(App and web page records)
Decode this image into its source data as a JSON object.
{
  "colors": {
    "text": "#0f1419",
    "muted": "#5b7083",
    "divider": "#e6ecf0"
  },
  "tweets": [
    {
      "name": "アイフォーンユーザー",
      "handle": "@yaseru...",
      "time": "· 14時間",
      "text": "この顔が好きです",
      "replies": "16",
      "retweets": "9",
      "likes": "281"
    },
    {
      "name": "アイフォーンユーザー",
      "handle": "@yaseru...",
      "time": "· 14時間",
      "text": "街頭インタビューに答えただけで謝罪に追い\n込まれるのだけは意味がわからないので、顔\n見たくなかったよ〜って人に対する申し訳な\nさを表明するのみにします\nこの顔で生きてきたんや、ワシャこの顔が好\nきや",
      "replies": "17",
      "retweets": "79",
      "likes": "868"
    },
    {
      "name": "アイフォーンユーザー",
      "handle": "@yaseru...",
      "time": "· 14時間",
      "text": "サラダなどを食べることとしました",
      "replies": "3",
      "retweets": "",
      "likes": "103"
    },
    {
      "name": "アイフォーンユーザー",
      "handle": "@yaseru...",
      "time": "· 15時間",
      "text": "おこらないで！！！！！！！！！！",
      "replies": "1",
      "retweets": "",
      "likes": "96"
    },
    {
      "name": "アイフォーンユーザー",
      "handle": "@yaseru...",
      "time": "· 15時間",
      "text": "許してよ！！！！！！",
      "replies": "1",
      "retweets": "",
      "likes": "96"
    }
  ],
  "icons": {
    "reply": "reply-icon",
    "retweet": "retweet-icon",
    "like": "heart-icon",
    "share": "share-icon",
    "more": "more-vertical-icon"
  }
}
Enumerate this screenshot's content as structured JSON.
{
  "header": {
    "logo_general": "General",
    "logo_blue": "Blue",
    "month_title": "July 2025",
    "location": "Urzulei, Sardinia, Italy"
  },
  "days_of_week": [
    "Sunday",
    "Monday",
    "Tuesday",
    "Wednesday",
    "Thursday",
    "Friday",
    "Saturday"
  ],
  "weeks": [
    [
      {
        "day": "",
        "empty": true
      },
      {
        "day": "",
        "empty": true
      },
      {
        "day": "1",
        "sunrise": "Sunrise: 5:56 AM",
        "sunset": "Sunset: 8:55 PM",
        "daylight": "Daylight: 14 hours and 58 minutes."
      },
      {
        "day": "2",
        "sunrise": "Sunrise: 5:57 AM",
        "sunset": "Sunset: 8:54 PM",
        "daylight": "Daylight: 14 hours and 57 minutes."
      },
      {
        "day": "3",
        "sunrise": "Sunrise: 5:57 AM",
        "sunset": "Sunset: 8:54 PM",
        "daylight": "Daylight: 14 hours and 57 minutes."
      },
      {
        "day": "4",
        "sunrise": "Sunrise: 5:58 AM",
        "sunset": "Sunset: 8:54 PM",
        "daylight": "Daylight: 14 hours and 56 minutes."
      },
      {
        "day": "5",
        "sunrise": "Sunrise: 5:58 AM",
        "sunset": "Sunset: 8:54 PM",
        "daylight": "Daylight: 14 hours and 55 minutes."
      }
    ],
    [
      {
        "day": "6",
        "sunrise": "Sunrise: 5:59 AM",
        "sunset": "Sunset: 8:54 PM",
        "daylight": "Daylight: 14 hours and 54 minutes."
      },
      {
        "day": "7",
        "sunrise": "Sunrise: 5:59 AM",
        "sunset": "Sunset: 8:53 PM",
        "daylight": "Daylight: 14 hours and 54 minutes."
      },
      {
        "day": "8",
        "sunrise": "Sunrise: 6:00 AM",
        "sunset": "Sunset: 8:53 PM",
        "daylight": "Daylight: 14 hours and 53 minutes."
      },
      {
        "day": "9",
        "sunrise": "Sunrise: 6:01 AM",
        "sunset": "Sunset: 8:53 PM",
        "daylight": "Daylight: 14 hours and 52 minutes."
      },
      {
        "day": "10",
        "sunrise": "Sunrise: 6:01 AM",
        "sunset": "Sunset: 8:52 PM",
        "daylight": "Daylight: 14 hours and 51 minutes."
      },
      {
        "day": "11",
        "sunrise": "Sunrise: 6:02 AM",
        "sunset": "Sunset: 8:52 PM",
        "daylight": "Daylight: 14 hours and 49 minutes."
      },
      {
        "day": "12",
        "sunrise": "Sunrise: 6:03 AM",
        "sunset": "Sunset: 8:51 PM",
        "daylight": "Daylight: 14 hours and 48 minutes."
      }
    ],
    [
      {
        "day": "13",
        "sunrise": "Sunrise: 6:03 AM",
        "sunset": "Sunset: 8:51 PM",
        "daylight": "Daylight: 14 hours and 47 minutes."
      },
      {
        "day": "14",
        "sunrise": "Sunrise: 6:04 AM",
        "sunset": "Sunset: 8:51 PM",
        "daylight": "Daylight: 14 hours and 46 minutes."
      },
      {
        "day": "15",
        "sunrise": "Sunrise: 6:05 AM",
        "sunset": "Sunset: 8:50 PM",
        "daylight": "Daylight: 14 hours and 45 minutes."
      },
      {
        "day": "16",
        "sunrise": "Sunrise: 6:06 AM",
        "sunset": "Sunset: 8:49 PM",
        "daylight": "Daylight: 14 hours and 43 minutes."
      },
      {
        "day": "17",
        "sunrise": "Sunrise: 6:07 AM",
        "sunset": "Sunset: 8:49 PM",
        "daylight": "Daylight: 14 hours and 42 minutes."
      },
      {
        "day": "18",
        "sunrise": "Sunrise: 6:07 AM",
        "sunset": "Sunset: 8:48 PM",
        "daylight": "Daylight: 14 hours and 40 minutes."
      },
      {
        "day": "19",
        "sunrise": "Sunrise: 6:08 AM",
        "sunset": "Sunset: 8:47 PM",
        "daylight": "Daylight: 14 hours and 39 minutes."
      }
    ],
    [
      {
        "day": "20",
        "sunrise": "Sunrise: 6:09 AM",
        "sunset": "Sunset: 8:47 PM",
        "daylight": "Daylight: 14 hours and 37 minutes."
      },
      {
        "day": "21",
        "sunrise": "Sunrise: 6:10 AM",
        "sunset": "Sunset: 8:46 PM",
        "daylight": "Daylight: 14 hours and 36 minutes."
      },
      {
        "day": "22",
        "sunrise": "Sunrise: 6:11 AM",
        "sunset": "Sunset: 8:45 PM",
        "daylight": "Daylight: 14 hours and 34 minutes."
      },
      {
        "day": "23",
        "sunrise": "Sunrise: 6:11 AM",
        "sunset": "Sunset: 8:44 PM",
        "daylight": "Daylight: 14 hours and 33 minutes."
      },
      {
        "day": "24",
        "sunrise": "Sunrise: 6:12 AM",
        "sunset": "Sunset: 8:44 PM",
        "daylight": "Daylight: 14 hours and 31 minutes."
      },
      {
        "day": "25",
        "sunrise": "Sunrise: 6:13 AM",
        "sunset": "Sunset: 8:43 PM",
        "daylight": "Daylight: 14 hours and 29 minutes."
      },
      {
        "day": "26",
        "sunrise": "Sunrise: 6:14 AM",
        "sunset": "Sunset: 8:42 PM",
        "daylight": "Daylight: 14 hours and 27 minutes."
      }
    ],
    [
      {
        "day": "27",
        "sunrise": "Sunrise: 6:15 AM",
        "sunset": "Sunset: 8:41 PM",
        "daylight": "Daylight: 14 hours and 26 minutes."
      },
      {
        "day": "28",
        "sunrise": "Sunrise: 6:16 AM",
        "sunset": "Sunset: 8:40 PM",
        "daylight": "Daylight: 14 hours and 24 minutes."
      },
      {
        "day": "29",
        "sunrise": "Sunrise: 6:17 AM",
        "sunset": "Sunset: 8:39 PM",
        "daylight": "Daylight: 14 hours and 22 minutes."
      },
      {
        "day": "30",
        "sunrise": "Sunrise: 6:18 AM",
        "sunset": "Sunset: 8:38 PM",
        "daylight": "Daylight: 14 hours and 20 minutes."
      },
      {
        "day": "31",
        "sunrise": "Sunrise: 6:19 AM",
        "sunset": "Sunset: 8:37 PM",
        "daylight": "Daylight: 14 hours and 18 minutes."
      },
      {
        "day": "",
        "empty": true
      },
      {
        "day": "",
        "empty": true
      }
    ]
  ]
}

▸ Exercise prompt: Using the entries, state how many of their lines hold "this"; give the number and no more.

▸ Problem solution: 2